The A2 plane, designed by engineering company Reaction Engines based in Oxfordshire, southern England, could carry 300 passengers at a top speed of almost 4,000 mph (6,400 kmh), five times the speed of sound, engineers who designed the hypersonic jet said on Tuesday, Feb. 5.
Part of an EU project to expand the boundaries of air travel and partially funded by the European Space Agency, the LAPCAT (Long-Term Advanced Propulsion Concepts and Technologies) project could see the plane operating within 25 years, the firm's boss Alan Bond told the Guardian newspaper.
"The A2 is designed to leave Brussels international airport, fly quietly and subsonically out into the north Atlantic at mach 0.9 before reaching mach 5 across the North Pole and heading over the Pacific to Australia," he said.
The plane, which at 143 meters (469 feet) long would be about twice the size of the biggest current jets, could fly non-stop for up to 12,500 miles (20,000 km). It would be lighter than current intercontinental planes and designed to operate on liquid hydrogen, which is seen as more ecologically friendly than the carbon emitted by today's planes.
"[The A2] produces only water vapor and a little bit of nitrous oxide as exhaust," Richard Varvill, technical director of Reaction Engines. "And although a hypersonic jet loaded with liquid hydrogen might sound dangerous, hydrogen fuel is actually no more explosive than normal jet fuel."
Like carbon dioxide, both water vapor and nitrous oxide contribute to climate change and the greenhouse effect.
Passengers would, however, have to live without a view of passing over the North Pole and Pacific as heat produced by the jet's high speed makes windows impracticable. Flat screen monitors instead would substitute for an actual look outside the jet.
Bond said he could imagine about 10 percent of air travel taking place on hypersonic jets by 2033. The noise associated with supersonic speeds would prevent the jet from flying over heavily populated areas, though the A2 could fly from Europe to California, across the Atlantic hypersonically then slow down at the US coast.
Fares for the four-hour and 40-miute flight to Australia would be comparable with current first-class tickets on standard flights, of around 3,500 pounds (4,700 euros), researchers said. Flights from Europe to Australia now take about 22 hours.

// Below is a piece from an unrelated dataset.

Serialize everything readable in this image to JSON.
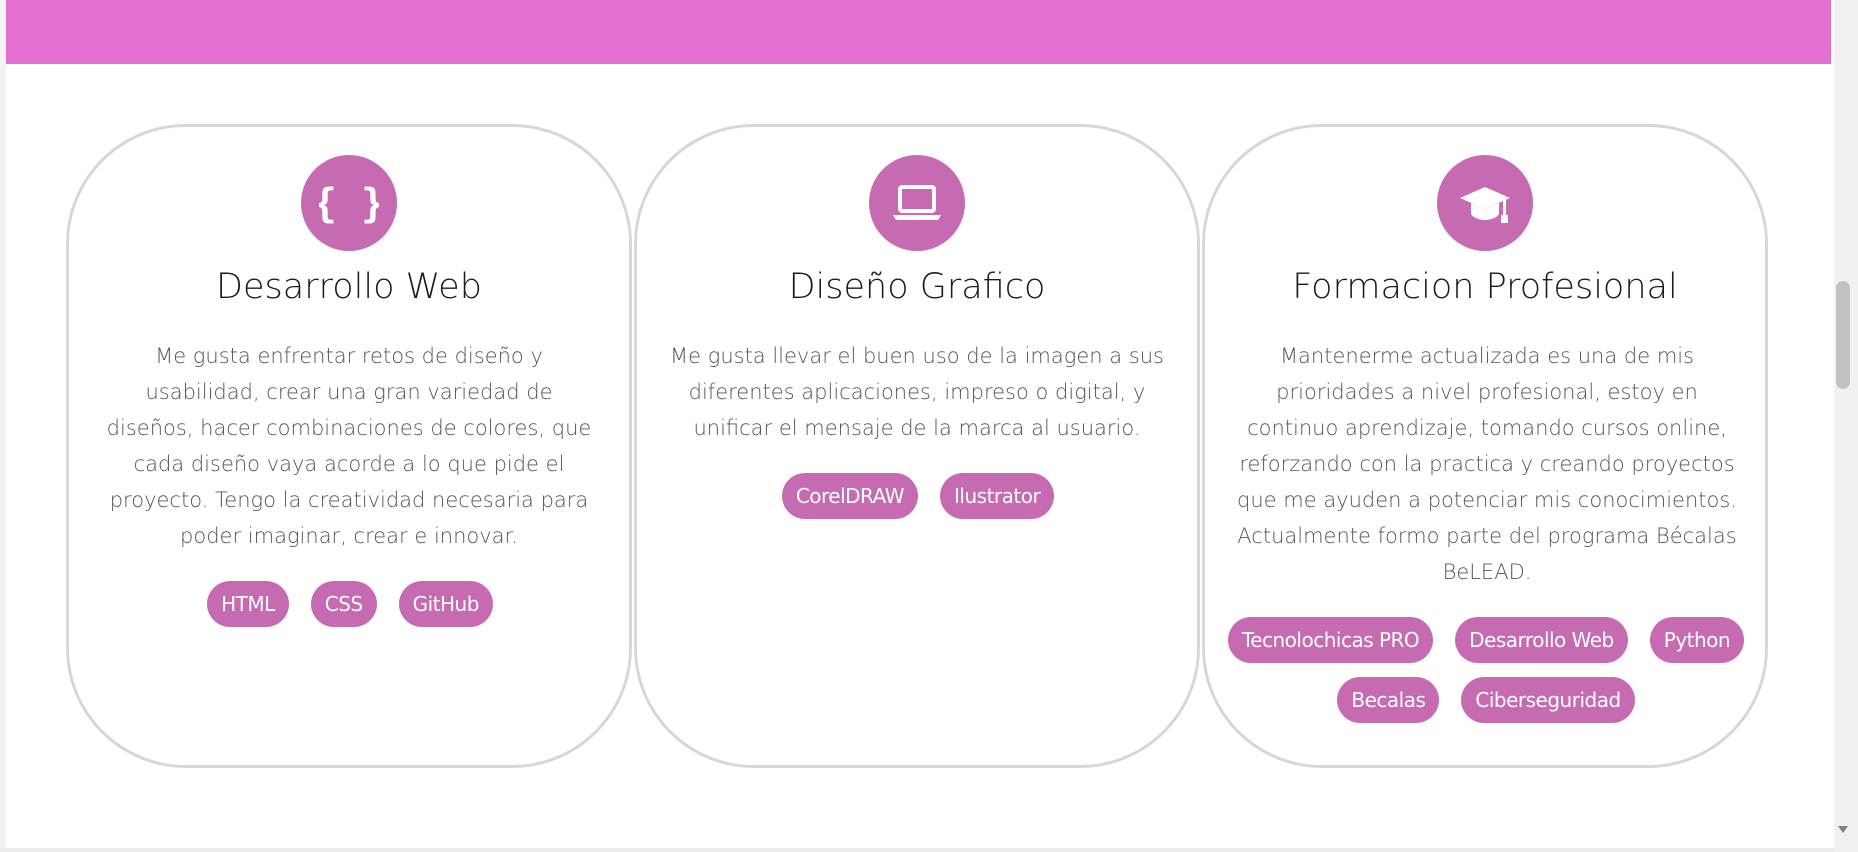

"It sounds incredible by today's standards but I don't see why future generations can't make day trips to Australasia," he said. "Our work shows that it is possible technically; now it's up to the world to decide if it wants it."